» Items from a data source:
--
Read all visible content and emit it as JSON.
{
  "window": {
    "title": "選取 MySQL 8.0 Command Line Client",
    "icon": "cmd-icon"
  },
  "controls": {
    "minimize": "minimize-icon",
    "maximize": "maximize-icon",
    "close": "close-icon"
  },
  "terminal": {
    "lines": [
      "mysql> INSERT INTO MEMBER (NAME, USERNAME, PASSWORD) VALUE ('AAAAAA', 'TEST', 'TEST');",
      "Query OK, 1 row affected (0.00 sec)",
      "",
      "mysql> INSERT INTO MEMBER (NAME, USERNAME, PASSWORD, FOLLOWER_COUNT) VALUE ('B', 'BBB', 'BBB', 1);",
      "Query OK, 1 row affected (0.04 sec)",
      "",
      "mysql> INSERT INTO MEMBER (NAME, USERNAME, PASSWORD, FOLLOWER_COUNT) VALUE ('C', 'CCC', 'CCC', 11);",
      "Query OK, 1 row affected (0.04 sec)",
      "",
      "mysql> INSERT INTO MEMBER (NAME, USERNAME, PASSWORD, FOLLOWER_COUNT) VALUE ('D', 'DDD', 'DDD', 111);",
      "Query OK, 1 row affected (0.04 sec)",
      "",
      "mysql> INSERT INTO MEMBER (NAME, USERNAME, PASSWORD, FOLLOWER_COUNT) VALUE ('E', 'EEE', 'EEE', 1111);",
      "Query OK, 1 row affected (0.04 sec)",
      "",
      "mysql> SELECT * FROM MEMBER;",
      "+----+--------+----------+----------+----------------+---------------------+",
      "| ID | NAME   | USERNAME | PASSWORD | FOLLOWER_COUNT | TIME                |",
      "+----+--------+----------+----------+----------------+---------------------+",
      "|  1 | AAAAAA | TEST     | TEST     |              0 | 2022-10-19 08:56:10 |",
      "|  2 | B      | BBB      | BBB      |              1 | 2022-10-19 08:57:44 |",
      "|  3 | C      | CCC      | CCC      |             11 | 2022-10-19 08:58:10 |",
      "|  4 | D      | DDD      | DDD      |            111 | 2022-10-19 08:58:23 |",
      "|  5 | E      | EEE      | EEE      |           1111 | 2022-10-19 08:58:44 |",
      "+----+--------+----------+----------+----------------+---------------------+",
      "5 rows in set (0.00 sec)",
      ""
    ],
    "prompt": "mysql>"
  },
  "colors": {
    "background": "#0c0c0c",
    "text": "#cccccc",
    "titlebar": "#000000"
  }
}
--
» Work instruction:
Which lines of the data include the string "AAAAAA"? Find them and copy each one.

» Answer box:
      "mysql> INSERT INTO MEMBER (NAME, USERNAME, PASSWORD) VALUE ('AAAAAA', 'TEST', 'TEST');",
      "|  1 | AAAAAA | TEST     | TEST     |              0 | 2022-10-19 08:56:10 |",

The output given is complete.